With the Zero Aries point in tropical (Western) astrology moving backwards at the rate of one degree every 72 years, by the time a person gets into their 40’s, 50’s and 60’s there is going to be a divergence of about half a degree between the original natal position and the current transiting position (read from the continually retrograding Vernal Equinox.)
The Moon will take only a few minutes to an hour to traverse that difference, but with the inner planets it will take a day or so to cross that gap, and with the outer planets Saturn through Pluto it could take up to a week to a few months to traverse. Therefore, prediction of the exact aspects formed by transiting planets will be off by those same amount of days, weeks, or months.
In my early days of experimenting with the sidereal zodiac I noticed immediately a greater power of transit predictions, whereas with tropical calculations transits did not seem to be very effective.
So my advice to all astrologers (and non-astrologer lay people) is to make sure your transit printouts and reports are calculated using precession-corrected timing.
Some astrologers are not that tech-savvy with regards to timing, zodiacs, precession and all the other mathematical points of the art; but applying the exact calculation with today’s powerful computer software proves the profound precision and accuracy of the universe with regards to human affairs.
For all intents and purposes, we can say that the tropical zodiac is more psychological in it’s results, while the sidereal zodiac seems to focus more on the level of what we do and the karma created thereby.
There are a lot scientific, religious and political beliefs today that are based on assumptions, biases, and prejudices; anything except facts, empirical proof, or real analysis. Why wouldn’t it be much different for the world of astrologers?
Every astrologer needs to use the system that works best and has proven itself to be so through some sort of rigorous empirical analysis. My allegiance will always be to the system which yields the best results.

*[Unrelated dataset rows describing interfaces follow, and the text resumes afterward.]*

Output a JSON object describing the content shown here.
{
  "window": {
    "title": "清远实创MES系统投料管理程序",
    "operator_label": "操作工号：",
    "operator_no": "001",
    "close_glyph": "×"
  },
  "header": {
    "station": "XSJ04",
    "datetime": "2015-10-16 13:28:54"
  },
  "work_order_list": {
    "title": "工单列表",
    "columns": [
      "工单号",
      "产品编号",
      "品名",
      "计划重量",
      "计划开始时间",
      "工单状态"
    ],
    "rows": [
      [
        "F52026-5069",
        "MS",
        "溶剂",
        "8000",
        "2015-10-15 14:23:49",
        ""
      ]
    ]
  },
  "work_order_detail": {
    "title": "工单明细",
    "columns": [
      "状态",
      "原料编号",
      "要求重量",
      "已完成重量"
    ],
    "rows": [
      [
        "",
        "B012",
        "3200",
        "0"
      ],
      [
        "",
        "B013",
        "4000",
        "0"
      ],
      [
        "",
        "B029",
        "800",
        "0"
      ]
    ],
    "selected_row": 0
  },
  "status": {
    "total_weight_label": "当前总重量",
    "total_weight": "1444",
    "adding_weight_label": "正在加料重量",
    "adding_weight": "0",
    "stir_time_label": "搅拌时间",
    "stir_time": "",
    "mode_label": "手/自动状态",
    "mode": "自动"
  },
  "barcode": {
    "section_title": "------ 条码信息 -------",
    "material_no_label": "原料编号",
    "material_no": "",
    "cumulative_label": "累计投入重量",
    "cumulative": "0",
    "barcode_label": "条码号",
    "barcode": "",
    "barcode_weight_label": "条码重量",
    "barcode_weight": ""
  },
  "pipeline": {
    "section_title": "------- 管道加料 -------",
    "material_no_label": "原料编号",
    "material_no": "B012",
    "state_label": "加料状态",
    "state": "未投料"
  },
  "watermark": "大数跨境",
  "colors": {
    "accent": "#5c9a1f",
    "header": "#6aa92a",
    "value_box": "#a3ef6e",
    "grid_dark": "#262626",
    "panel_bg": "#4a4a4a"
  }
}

This article is a summation of my speculations. I am not an authority on the matter, I’ve just done a lot of chart readings and had opportunity to compare methods since the early 2000’s, and I’ve done a lot of reading about these issues as I’ve started to become a teacher of astrology myself.